Richard Church ( 1785-1873 )
British soldier, born on February 23, 1784, in Cork, Ireland. The second-born son of Quaker merchant Matthew Church, he left his hometown at the age of 16 to enlist in the British Army, initially as an ensign in the 13th Somerset Light Infantry Regiment. In 1801 he took part in the Battle of Abukir, in Egypt, against Napoleon’s forces; in the following year, he was promoted to lieutenant in the 37th Infantry Regiment. In 1806 he became a captain and in 1808 Assistant Quartermaster General in Sicily. In 1809 he took part in the expedition that captured the Ionian Islands, previously under French rule. In the same year, he received the rank of major and three years later he was promoted to lieutenant colonel.
During his time in the Ionian Islands, Church received permission from the British government to raise Greek regiments. Among the soldiers and officers of these units were Theodoros Kolokotronis and other Greeks who had fled mainland Greece. However, shortly after the signing of the first Treaty of Paris (May 1814), the British government decided, under pressure from the Porte, to disband the Greek regiments. In the aftermath of the Napoleonic Wars, Church attended the Vienna Congress (1814-1815), advocating the need to retain under British rule, not only the Ionian Islands, but also Parga and other (former) Venetian possessions in the Epirus region. In a memorandum he submitted to the British delegation, he argued that Britain should become the protector of the Greeks.

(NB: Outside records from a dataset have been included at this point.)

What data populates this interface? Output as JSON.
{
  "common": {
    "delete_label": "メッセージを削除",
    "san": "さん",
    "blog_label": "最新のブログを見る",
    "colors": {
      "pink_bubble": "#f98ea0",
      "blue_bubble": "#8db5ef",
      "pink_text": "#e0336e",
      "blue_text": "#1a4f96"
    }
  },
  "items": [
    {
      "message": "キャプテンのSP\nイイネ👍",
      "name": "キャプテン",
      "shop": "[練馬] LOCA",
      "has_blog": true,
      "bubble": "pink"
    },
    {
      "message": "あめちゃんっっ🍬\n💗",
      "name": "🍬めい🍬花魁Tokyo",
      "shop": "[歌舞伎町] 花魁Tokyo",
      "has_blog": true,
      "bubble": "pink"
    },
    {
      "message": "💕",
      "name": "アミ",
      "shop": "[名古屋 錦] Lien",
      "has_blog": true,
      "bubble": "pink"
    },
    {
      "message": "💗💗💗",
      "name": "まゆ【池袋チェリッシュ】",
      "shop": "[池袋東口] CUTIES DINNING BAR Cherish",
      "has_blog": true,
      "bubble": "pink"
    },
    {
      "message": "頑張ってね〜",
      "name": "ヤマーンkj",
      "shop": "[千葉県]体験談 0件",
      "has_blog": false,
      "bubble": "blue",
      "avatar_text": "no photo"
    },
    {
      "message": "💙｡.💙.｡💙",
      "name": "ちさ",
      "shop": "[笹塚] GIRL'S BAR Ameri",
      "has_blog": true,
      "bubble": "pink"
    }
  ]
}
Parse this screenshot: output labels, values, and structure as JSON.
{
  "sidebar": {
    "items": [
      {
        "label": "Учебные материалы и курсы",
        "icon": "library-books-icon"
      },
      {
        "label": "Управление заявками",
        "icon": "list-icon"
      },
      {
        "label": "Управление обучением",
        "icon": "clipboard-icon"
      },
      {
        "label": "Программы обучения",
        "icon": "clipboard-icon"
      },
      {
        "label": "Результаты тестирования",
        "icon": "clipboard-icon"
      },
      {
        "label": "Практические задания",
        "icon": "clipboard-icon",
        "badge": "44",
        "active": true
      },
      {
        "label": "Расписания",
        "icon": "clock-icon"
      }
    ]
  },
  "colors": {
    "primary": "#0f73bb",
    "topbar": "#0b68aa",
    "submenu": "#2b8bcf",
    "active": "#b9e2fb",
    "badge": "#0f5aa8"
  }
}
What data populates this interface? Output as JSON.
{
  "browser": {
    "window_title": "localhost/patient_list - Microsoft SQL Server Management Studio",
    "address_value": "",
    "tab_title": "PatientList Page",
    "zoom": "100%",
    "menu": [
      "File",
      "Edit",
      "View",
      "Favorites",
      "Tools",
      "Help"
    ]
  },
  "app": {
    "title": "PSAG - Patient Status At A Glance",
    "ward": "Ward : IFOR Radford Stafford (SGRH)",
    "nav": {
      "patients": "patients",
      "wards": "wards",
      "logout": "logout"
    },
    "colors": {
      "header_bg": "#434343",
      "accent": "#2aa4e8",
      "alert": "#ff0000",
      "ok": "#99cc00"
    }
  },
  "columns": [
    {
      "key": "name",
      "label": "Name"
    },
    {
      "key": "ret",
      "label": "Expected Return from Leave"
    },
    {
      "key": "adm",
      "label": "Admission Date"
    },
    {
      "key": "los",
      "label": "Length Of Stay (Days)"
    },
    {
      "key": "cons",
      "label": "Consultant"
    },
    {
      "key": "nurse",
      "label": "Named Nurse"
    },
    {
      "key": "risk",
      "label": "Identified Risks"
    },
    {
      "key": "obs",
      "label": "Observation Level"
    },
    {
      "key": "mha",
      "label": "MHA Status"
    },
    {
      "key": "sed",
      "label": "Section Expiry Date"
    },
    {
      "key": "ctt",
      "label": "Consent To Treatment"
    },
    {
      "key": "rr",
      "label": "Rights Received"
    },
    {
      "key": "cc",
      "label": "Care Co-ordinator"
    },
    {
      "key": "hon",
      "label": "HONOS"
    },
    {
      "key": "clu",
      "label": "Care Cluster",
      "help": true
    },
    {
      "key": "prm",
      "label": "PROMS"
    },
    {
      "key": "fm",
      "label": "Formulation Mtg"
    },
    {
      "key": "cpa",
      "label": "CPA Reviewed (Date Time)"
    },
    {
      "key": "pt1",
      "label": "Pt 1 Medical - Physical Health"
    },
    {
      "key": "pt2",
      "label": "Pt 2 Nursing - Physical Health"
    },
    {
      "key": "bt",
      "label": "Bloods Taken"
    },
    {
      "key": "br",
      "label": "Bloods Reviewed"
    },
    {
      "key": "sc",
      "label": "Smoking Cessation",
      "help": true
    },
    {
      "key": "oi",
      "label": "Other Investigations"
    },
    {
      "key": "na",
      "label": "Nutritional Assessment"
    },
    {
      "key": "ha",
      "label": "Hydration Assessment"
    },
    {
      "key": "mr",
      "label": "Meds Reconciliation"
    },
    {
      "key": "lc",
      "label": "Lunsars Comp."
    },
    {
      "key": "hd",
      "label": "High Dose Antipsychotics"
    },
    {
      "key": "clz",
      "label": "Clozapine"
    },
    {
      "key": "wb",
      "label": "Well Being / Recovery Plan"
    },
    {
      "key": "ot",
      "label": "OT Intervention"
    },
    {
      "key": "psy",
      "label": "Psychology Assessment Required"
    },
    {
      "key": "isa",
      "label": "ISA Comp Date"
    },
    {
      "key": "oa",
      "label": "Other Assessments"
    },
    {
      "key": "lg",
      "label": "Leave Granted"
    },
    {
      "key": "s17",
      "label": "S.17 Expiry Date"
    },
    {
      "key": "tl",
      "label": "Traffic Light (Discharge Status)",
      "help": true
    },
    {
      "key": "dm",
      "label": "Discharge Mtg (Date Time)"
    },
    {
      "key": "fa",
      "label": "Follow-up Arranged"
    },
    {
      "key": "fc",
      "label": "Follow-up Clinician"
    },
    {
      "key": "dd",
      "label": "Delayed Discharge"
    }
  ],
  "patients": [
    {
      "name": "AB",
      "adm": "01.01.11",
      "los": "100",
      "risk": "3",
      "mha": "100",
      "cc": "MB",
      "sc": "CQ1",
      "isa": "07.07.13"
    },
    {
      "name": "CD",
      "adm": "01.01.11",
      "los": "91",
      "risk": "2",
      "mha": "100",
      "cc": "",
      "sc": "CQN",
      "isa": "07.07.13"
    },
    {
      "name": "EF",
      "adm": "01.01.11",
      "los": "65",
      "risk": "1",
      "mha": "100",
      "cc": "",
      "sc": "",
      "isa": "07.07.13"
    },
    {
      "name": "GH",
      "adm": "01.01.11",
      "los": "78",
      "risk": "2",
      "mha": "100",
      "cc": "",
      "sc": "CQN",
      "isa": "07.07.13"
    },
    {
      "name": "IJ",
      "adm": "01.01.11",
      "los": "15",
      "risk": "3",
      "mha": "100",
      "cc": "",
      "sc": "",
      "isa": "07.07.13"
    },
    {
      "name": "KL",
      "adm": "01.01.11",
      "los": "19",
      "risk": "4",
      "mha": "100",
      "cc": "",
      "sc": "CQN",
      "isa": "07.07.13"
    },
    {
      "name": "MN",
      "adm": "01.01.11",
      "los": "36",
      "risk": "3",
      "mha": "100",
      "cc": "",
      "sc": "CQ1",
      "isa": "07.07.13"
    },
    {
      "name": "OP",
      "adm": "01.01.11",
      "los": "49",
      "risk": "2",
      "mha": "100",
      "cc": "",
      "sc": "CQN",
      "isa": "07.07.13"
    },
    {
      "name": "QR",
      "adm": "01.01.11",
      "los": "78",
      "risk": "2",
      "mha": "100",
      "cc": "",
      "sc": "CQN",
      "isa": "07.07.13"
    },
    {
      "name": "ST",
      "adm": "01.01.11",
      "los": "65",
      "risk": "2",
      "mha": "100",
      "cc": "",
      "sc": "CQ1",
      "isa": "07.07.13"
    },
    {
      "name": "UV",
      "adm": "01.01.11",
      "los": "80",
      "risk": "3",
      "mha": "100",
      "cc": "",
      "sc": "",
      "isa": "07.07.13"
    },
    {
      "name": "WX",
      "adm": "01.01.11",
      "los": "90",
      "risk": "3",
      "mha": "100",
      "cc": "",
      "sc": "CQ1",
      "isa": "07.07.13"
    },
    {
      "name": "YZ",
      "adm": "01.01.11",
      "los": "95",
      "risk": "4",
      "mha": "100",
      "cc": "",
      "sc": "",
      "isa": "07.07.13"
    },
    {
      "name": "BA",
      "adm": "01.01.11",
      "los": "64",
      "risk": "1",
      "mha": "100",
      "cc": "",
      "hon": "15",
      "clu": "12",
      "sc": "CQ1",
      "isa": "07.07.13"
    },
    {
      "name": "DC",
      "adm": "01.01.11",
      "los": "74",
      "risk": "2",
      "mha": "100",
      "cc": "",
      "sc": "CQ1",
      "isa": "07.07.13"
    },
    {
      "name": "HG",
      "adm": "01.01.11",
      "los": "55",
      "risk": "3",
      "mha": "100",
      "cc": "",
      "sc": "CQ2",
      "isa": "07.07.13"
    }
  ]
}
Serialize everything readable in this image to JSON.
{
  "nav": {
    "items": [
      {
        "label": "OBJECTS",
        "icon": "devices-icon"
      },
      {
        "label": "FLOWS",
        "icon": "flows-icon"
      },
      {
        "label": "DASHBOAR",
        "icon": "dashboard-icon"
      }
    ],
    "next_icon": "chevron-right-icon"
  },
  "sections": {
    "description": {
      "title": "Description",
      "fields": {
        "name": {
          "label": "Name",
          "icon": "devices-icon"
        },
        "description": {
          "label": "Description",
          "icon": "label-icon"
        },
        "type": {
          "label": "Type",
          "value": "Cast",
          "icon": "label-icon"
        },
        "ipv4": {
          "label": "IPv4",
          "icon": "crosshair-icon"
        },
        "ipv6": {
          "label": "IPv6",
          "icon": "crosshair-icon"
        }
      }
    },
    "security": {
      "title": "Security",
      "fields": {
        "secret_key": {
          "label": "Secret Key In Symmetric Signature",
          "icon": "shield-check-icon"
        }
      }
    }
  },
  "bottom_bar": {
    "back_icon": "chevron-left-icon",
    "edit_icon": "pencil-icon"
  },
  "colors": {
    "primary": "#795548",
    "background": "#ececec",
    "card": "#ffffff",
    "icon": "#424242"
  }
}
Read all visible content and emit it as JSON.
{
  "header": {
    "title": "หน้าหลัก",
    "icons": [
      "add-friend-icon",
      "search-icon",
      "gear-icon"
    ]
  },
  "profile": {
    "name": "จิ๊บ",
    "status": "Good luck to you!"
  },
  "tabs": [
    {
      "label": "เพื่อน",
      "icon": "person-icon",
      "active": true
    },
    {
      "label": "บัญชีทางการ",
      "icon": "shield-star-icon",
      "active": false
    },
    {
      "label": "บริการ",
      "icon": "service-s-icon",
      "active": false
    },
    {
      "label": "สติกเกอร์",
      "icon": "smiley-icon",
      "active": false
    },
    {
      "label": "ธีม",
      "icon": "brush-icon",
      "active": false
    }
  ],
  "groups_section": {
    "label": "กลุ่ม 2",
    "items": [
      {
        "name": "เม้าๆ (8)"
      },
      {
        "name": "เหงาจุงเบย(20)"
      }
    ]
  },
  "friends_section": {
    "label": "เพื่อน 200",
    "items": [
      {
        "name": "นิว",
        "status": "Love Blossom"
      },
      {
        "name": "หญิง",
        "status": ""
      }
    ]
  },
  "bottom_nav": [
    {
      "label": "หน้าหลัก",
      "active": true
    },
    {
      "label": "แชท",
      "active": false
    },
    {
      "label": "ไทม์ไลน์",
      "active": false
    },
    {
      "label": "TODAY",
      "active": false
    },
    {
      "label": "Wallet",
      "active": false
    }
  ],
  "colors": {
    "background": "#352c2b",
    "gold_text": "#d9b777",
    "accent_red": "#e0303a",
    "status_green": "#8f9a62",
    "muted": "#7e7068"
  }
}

In 1817, after obtaining permission from the British government, he went to Naples to serve as lieutenant general the King of the Two Sicilies, Ferdinand I. In 1826, in response to the siege of Missolonghi, Church decided to offer his services to the Greek uprising. In February 1827 he landed at Ermioni, helping to end the skirmishes between rival Greek factions. In 1827, the Third National Assembly at Troezen appointed him commander-in-chief of the army. Church’s first mission was to back up Georgios Karaiskakis, who fought at Faliro and Keratsini – not succeeding in lifting the siege of the Acropolis by Kütahı forces.
In 1829, after the assumption of governorship by Ioannis Kapodistrias, Church liberated Vonitsa, Aitoliko, and Missolonghi, restoring Greek rule in Western Greece. He soon resigned, however, to protest the governor’s decision to appoint his brother, Augustinos Kapodistrias, as deputy in Western Greece. After the Independence, Church was appointed Counsellor of State and in 1836 Lieutenant General of the army. He became involved behind the scenes in the Revolution of September 3, 1843, which marked the transition of Greece from an absolute monarchy to a constitutional monarchy. In the parliamentary elections held in the same year, he was elected plenipotentiary of Zygos in Aitolia.
In 1844 Church was appointed a senator for life by King Otto, an office he would maintain until the abolition of the Senate, two decades later. In the same year, he was replaced as Inspector General by Theodoros Grivas and resigned from the army, ending a long military career at the age of 60. In 1854, Otto awarded him the rank of general. He remained in Athens until his death on March 20, 1873. He was buried at the First Cemetery of Athens at public expense. Better known as “Church’s Tower”, his home in Athens is located at 5, Scholeiou Street, in Plaka.